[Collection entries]
━━━━━━━━━━━━━━━━━━━━━━━━━━━━━━
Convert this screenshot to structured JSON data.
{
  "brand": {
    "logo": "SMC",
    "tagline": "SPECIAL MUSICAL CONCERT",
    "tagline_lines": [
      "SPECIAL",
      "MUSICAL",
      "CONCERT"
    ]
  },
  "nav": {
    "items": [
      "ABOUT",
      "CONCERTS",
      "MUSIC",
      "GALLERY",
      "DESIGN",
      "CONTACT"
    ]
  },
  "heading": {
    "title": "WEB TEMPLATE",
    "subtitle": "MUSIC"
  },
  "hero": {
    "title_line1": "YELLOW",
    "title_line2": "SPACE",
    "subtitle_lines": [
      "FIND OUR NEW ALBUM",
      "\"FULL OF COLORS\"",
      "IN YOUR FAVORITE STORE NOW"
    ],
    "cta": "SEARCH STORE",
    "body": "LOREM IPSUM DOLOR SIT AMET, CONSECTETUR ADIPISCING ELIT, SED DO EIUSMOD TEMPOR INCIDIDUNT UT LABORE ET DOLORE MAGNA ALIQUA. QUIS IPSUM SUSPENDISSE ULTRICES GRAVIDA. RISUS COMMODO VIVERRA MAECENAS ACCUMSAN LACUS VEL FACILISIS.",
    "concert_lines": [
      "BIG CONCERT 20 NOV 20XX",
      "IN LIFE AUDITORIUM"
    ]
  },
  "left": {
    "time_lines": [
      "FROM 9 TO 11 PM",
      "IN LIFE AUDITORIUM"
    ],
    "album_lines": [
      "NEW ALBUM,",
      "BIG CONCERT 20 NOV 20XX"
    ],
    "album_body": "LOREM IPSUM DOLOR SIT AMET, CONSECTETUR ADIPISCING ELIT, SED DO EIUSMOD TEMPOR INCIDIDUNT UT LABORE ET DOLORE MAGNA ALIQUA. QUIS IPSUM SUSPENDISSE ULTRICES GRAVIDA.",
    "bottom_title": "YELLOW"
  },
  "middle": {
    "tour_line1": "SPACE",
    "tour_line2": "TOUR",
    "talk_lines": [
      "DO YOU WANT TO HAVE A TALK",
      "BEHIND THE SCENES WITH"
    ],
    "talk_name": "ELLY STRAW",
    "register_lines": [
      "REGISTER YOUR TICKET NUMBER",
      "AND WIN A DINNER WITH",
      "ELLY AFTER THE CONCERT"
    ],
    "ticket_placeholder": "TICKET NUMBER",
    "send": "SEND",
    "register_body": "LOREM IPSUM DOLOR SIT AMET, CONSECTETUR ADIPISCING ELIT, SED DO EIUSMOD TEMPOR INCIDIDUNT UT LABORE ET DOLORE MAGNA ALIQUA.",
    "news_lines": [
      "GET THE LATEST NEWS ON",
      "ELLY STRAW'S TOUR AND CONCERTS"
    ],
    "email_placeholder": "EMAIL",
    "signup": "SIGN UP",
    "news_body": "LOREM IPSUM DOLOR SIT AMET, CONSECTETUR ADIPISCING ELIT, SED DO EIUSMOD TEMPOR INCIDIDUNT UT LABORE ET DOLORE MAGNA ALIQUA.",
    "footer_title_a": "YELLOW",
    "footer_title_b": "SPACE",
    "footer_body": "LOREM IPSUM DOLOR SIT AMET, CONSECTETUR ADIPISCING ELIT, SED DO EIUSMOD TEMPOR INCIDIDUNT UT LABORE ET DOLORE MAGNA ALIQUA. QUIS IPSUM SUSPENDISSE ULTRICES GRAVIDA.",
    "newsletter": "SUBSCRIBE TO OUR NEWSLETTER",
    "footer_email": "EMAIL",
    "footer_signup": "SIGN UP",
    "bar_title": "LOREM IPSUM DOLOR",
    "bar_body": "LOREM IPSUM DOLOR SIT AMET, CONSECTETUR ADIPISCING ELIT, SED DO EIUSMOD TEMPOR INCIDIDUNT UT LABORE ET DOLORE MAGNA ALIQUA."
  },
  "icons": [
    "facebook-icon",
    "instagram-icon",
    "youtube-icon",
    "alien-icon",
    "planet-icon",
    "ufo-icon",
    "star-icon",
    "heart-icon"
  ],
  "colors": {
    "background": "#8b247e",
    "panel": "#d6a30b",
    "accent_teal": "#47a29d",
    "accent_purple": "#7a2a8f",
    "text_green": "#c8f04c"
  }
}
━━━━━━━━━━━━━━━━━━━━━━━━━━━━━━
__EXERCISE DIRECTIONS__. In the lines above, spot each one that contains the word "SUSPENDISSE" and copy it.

__SOLUTION__.
    "body": "LOREM IPSUM DOLOR SIT AMET, CONSECTETUR ADIPISCING ELIT, SED DO EIUSMOD TEMPOR INCIDIDUNT UT LABORE ET DOLORE MAGNA ALIQUA. QUIS IPSUM SUSPENDISSE ULTRICES GRAVIDA. RISUS COMMODO VIVERRA MAECENAS ACCUMSAN LACUS VEL FACILISIS.",
    "album_body": "LOREM IPSUM DOLOR SIT AMET, CONSECTETUR ADIPISCING ELIT, SED DO EIUSMOD TEMPOR INCIDIDUNT UT LABORE ET DOLORE MAGNA ALIQUA. QUIS IPSUM SUSPENDISSE ULTRICES GRAVIDA.",
    "footer_body": "LOREM IPSUM DOLOR SIT AMET, CONSECTETUR ADIPISCING ELIT, SED DO EIUSMOD TEMPOR INCIDIDUNT UT LABORE ET DOLORE MAGNA ALIQUA. QUIS IPSUM SUSPENDISSE ULTRICES GRAVIDA.",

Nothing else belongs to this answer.